- World Trade Center Beam – A ceremony dedicating a beam from the World Trade Center was held earlier this week by West Pierce Fire & Rescue at the Public Safety Building. A remnant of one of the beams will serve as a constant reminder of the ultimate sacrifice that hundreds of firefighters, police officers and citizens made during the 9/11 attack. Plans are underway to create a permanent memorial in front of the Public Safety Building.
- October 22, Parks Appreciation Day – Check out our newest park and help spruce it up from 9 a.m. to noon on Saturday, Oct. 22. Take a tour, bring work gloves and prepare to get dirty as we clear out invasive vegetation from the Leach Creek Park, a 15-acre parcel formerly owned by the Tacoma School District. For information and directions, visit www.CityofUP.com or contact dsage@CityofUP.com or 253.460.6493.

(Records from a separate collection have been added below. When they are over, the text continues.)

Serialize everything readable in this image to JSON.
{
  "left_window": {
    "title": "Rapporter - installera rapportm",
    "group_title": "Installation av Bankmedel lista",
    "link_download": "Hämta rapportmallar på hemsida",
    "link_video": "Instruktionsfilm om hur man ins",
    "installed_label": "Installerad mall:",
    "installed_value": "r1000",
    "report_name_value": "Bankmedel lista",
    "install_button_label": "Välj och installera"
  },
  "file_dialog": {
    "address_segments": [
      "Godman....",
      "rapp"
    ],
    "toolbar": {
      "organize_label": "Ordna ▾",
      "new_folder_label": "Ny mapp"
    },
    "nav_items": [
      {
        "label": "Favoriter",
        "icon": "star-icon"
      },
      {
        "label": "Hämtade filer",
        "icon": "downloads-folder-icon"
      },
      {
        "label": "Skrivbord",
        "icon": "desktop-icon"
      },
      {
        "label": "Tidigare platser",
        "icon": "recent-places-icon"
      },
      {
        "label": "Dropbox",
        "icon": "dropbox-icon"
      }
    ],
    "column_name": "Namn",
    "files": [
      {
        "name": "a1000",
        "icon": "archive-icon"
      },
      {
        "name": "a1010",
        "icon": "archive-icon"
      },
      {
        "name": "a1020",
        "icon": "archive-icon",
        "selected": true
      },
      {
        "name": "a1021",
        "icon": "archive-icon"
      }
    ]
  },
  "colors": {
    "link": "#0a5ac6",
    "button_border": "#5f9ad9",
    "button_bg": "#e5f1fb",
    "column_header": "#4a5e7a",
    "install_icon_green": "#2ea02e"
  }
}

- 3rd Annual Simple Supper to benefit the U.P. Food Bank and families in need on Saturday, October 22, from 6 to 8 p.m. at the Curtis High School Cafeteria. Keynote speaker is David Zeeck, president and publisher of the Tacoma News Tribune. Tickets are $20 for adults and $5 for kids under 18. Please RSVP to www.familiesunlimitednetwork.org or call 253.460.3134, ext. 101.
- Edgar Allan Poe (as portrayed by actor Tim Hobban) and fabric artists Helen Hein and Anne Doumit Sparks are featured in the UP for Art’s Fall Arts Series on Friday, October 28 from 7 to 8:30 p.m. in the Civic/Library Building atrium. Free (donations appreciated). Thanks to sponsors Skelley Piano and Green Spot Teahouse. For more information, visit www.upforart.org.
- Commission Vacancies – Applications are being accepted for the Public Safety Commission (meetings 3rd Thursday at 6 p.m.); Parks & Recreation (2nd Thursday at 6:30 p.m.); and Planning (1st and 3rd Wednesday at 7 p.m.) For more information, contact the City Clerk’s office at egenetia@CityofUP.com or call 253.460-2510. Commissioners serve four-year terms and provide recommendations to Council on various issues. Please note that current commissioners are eligible to reapply for their positions.
- Holiday Volunteers and Donations Needed! – Before you know it, the holidays will be upon us. Plans are underway for transforming Homestead Park, Market Square and the City Hall complex into a festive winter wonderland and holiday areas. We need volunteers to help decorate and set up outdoor decorations and indoor rooms along with financial contributions. Please contact Marian Holloway at mholloway@CityofUP.com or 253.460.2500. Donations can also be sent to City of University Place, 3715 Bridgeport Way West, University Place 98466. Please put holiday events on the memo line.
- Duck the Halls – Start a new holiday tradition by forming a caroling group to compete in the 1st annual Duck the Halls Caroling Competition on Friday, Dec. 9, to benefit the U.P. Food Bank. Get your friends, family, neighbors and co-workers together to sing for a great cause. Groups must register by November 16. For contest rules and information, visit www.upforart.org.